The underlying design concept was developed to make the interior and exterior complementary yet distinct: mostly traditional in appearance on the outside but with some contemporary aspects, and mostly contemporary inside with some traditional aspects. The traditional aspects were to achieve a sense of connection with the surrounding, and also as a contrast; a foil for the generally contemporary nature of the house.
On the premise that good design is about interpretation, a study was done which allowed a contemporary reading of the local context for a scheme that is fit for purpose and not a pastiche or sentimental intervention. One aspect of the research began with an analysis of the vernacular house to highlight: key architectonic elements, proportions, colours, materials, details, and the overall combination and balance of these.
The house used local materials as far as possible. ‘Local’ is taken to mean materials sourced from within an hours drive and including labour that lives or substantially works in the area, as well as details that use skills that are inherent to that area. Although some items were brought from much further, for example, the windows are Technal and came from Germany.
The wall construction consists of: limestone 8cm, clay block 29cm, insulation 6cm, brick 7cm, lime plaster 2cm. This achieves an overall U-value of only 0.3. The internal walls are finished in a natural lime plaster, which has a varied grey tone, and is a breathable material.
The heating system is air source heat pump/ aero-thermal (as opposed to geo-thermal), with underfloor heating. The exposed concrete floor is not just concrete but includes anhydrite as the main mass, a locally sourced mineral by-product with much higher conductivity than normal cement and is more flexible, so does not tend to crack.
The house appears as a case study in an article on sustainable development, as part of a wider discussion on semi-rural regeneration and design process as a representation of the underlying organisational framework of human activities which, through considering the nature and implications of those activities, forms a basis for a re-ordering of design rational and re-establishing of the wider relationship between activity, function and building.
‘On human activity and design – Towards more sustainable development’, Reinventing Architecture and Interiors – a socio-political view on building adaptation. Editor Libri Publishers: London. ISBN 978-1-907471-73-5.
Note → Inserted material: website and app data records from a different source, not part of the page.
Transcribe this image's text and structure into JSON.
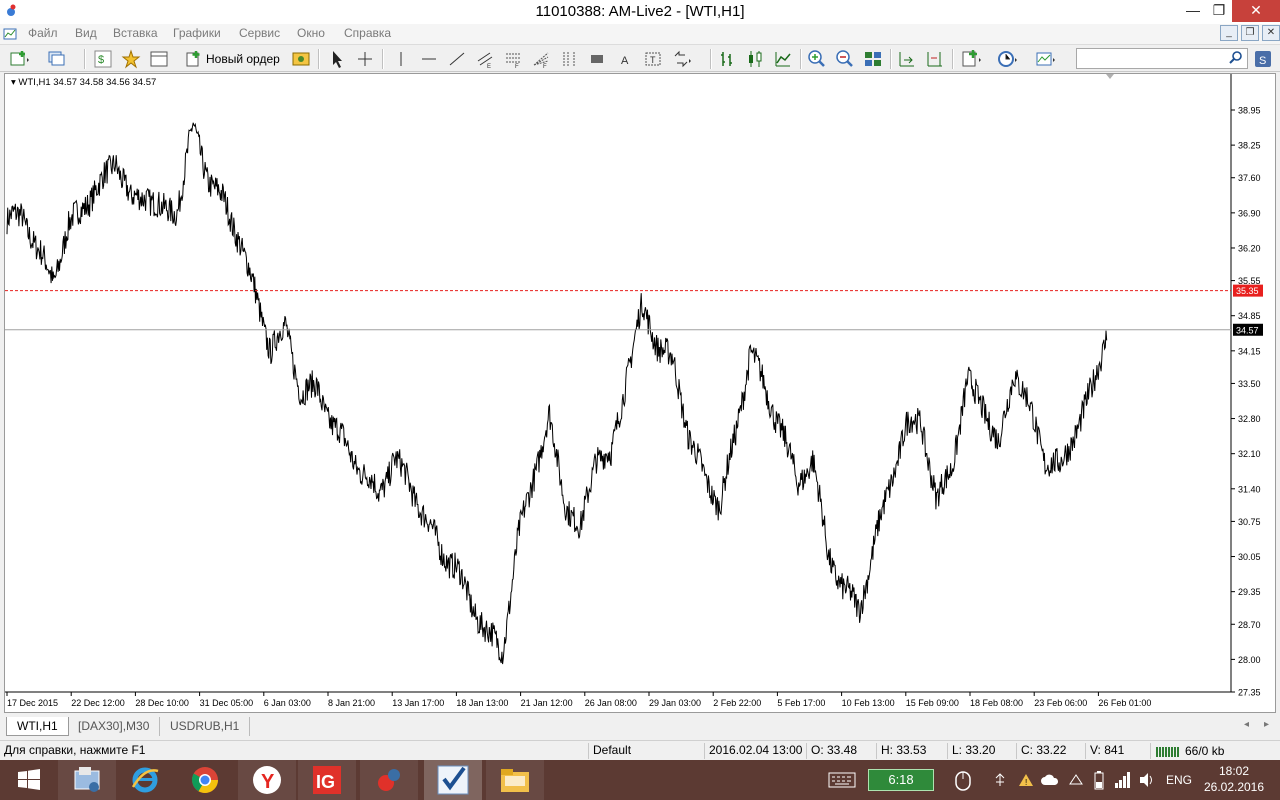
{
  "window": {
    "title": "11010388: AM-Live2 - [WTI,H1]",
    "minimize": "—",
    "restore": "❐",
    "close": "✕"
  },
  "menu": {
    "items": [
      "Файл",
      "Вид",
      "Вставка",
      "Графики",
      "Сервис",
      "Окно",
      "Справка"
    ]
  },
  "toolbar": {
    "new_order_label": "Новый ордер",
    "search_placeholder": ""
  },
  "chart": {
    "header": "WTI,H1  34.57 34.58 34.56 34.57",
    "price_levels": [
      "38.95",
      "38.25",
      "37.60",
      "36.90",
      "36.20",
      "35.55",
      "34.85",
      "34.15",
      "33.50",
      "32.80",
      "32.10",
      "31.40",
      "30.75",
      "30.05",
      "29.35",
      "28.70",
      "28.00",
      "27.35"
    ],
    "date_labels": [
      "17 Dec 2015",
      "22 Dec 12:00",
      "28 Dec 10:00",
      "31 Dec 05:00",
      "6 Jan 03:00",
      "8 Jan 21:00",
      "13 Jan 17:00",
      "18 Jan 13:00",
      "21 Jan 12:00",
      "26 Jan 08:00",
      "29 Jan 03:00",
      "2 Feb 22:00",
      "5 Feb 17:00",
      "10 Feb 13:00",
      "15 Feb 09:00",
      "18 Feb 08:00",
      "23 Feb 06:00",
      "26 Feb 01:00"
    ],
    "alert_price": "35.35",
    "current_price": "34.57",
    "alert_color": "#e8201e",
    "current_color": "#000000"
  },
  "chart_data": {
    "type": "line",
    "title": "WTI,H1",
    "y_range": [
      27.35,
      38.95
    ],
    "series": [
      {
        "name": "WTI,H1",
        "x": [
          "17 Dec 2015",
          "22 Dec 12:00",
          "28 Dec 10:00",
          "31 Dec 05:00",
          "6 Jan 03:00",
          "8 Jan 21:00",
          "13 Jan 17:00",
          "18 Jan 13:00",
          "21 Jan 12:00",
          "26 Jan 08:00",
          "29 Jan 03:00",
          "2 Feb 22:00",
          "5 Feb 17:00",
          "10 Feb 13:00",
          "15 Feb 09:00",
          "18 Feb 08:00",
          "23 Feb 06:00",
          "26 Feb 01:00"
        ],
        "values": [
          36.7,
          36.5,
          37.4,
          37.6,
          35.4,
          33.4,
          32.0,
          29.5,
          32.7,
          31.8,
          34.4,
          30.9,
          33.4,
          29.5,
          31.7,
          34.0,
          32.4,
          34.57
        ]
      }
    ],
    "horizontal_lines": [
      {
        "value": 35.35,
        "style": "dashed",
        "color": "#e8201e"
      },
      {
        "value": 34.57,
        "style": "solid",
        "color": "#a0a0a0"
      }
    ]
  },
  "tabs": [
    {
      "label": "WTI,H1",
      "active": true
    },
    {
      "label": "[DAX30],M30",
      "active": false
    },
    {
      "label": "USDRUB,H1",
      "active": false
    }
  ],
  "status": {
    "help": "Для справки, нажмите F1",
    "profile": "Default",
    "datetime": "2016.02.04 13:00",
    "open": "O: 33.48",
    "high": "H: 33.53",
    "low": "L: 33.20",
    "close": "C: 33.22",
    "volume": "V: 841",
    "traffic": "66/0 kb"
  },
  "taskbar": {
    "battery_time": "6:18",
    "language": "ENG",
    "time": "18:02",
    "date": "26.02.2016"
  }
}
On human activity and design – article. How re-thinking design and human activity could help reinvigorate the rural economy. Marc Furnival, Architect & Urban Designer